**YOUR ASSIGNMENT:** Check every line below, and copy those that include "Search".

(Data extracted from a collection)
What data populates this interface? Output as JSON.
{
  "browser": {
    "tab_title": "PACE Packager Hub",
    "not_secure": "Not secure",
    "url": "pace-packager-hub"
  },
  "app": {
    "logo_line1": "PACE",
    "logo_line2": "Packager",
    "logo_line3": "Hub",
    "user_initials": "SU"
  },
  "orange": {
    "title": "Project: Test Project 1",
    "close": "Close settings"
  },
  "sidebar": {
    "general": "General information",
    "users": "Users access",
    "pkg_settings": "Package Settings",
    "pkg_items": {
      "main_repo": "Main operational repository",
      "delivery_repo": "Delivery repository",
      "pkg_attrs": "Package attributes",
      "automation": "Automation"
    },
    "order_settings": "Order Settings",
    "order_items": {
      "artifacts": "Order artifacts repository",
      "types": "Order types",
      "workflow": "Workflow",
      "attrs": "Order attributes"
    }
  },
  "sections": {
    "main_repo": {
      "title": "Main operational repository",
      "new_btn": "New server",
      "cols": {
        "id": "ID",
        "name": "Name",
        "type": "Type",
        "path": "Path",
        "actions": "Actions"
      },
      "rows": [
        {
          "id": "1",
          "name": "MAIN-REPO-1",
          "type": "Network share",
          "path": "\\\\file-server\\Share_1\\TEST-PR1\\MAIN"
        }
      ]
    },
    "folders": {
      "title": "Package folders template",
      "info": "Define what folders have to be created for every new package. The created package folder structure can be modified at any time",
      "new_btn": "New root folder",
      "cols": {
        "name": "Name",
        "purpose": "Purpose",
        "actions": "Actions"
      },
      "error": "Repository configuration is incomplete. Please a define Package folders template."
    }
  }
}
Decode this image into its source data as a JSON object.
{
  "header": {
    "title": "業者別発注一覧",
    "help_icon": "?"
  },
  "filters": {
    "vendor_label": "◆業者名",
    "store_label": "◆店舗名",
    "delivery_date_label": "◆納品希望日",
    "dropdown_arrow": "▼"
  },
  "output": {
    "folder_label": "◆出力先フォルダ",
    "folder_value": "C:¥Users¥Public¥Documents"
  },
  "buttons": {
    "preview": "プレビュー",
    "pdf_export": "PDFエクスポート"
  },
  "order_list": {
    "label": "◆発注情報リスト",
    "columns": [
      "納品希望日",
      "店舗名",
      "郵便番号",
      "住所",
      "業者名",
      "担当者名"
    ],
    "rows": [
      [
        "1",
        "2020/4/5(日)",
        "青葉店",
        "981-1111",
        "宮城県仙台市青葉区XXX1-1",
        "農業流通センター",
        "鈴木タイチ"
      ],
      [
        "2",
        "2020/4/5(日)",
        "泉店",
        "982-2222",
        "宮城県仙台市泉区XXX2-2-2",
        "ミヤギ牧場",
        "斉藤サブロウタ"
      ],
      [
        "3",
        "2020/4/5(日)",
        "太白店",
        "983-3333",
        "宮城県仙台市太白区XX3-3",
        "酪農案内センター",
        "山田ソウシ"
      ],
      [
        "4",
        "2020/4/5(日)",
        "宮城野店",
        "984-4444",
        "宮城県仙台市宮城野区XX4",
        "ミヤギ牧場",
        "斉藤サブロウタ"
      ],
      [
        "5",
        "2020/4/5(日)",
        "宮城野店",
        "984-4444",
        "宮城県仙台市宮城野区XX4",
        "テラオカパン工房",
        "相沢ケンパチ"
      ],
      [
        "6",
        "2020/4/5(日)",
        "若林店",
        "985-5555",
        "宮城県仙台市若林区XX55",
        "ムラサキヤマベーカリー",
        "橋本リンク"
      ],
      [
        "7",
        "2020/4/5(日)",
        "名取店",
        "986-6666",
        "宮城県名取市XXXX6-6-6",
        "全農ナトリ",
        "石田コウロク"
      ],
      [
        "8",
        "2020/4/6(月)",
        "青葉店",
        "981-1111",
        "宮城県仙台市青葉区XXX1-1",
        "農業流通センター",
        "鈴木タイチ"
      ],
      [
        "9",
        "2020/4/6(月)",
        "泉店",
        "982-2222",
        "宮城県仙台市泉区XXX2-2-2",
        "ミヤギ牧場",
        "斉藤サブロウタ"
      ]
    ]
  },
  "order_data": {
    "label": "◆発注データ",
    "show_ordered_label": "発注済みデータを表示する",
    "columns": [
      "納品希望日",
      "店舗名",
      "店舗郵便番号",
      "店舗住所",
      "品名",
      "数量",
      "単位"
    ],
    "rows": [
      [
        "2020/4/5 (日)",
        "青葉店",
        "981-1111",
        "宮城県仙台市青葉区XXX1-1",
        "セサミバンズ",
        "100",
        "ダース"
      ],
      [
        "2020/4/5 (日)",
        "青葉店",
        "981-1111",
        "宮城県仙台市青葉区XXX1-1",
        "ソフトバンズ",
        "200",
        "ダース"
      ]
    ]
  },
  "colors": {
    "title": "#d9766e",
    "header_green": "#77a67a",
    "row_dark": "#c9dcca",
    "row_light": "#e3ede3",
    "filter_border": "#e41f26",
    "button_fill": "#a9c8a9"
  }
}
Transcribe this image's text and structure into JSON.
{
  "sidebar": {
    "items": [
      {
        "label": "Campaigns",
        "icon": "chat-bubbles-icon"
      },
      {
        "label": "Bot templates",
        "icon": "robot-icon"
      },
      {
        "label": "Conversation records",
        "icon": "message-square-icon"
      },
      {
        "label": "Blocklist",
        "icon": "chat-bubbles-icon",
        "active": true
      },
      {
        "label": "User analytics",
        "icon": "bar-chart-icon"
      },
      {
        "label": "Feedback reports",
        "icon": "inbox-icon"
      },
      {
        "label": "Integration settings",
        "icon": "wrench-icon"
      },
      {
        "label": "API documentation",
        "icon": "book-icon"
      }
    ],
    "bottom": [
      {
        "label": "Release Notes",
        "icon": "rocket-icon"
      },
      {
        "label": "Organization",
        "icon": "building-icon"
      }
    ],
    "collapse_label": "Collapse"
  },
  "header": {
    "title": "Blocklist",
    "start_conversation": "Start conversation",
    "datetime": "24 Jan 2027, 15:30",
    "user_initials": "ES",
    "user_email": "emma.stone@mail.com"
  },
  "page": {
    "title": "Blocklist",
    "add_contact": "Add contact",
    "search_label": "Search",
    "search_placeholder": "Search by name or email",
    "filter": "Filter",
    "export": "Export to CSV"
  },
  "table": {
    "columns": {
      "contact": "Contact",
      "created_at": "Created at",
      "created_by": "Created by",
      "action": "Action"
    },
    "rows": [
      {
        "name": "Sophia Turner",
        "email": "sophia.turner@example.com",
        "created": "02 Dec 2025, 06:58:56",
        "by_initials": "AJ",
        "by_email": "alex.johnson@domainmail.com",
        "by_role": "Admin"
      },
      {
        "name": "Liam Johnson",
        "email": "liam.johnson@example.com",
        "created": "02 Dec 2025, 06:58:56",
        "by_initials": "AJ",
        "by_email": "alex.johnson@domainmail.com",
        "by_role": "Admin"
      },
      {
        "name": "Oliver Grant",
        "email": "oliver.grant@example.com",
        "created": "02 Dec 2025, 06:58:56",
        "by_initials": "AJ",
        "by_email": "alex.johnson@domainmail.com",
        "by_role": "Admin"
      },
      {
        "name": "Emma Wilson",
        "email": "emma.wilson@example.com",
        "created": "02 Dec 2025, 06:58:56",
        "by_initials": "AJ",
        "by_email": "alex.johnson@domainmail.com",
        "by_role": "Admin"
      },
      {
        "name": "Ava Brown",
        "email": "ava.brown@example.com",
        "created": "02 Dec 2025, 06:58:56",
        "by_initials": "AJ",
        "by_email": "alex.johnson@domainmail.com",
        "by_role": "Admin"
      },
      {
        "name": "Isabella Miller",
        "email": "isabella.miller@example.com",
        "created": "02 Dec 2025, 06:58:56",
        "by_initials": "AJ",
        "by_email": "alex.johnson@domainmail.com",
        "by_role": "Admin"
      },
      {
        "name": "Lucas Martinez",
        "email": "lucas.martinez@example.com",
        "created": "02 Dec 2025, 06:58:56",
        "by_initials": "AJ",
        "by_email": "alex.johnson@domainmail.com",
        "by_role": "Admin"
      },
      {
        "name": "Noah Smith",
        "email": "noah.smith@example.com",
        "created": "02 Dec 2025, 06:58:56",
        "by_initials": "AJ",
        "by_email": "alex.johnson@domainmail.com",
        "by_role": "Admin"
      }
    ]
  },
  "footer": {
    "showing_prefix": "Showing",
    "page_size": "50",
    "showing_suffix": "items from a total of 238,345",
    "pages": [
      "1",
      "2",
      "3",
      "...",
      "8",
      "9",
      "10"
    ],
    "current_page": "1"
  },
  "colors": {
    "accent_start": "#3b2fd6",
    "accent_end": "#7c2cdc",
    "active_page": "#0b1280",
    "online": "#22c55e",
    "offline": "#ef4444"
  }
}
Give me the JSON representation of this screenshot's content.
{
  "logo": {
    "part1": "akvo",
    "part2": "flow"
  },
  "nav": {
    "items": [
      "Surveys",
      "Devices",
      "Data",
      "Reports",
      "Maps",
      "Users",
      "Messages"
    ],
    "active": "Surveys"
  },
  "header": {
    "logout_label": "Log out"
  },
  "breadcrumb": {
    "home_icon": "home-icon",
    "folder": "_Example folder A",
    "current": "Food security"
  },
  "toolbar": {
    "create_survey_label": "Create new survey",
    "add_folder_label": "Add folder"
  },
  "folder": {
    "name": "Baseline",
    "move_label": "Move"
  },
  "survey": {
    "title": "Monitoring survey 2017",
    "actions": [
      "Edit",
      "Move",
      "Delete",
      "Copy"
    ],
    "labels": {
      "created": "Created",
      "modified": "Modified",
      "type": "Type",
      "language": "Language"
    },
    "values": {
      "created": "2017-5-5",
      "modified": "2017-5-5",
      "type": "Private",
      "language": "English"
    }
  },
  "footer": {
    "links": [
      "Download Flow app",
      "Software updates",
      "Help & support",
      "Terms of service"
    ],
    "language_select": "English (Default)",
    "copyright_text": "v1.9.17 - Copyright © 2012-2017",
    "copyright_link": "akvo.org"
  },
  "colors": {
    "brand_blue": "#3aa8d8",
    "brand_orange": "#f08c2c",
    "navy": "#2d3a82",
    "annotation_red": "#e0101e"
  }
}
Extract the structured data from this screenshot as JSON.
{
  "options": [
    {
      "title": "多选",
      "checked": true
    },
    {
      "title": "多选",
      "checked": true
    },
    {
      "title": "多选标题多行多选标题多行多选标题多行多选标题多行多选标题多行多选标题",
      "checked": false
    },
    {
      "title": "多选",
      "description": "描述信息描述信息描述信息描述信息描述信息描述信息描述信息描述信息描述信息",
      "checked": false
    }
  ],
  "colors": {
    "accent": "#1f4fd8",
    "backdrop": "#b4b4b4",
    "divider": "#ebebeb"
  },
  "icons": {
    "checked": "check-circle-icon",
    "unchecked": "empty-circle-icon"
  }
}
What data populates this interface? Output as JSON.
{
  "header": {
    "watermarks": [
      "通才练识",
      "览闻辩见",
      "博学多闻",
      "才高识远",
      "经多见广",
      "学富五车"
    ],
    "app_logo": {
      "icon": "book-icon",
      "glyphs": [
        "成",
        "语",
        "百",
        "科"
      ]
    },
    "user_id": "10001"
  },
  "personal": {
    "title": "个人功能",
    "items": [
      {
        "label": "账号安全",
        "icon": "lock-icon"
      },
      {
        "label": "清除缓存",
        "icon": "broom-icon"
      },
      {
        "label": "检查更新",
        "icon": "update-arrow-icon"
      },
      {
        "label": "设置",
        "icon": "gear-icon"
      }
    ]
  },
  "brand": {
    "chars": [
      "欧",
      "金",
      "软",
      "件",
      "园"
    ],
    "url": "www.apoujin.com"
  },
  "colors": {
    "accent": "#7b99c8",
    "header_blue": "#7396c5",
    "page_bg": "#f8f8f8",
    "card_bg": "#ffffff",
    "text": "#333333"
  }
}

**RESPONSE:**
    "search_label": "Search",
    "search_placeholder": "Search by name or email",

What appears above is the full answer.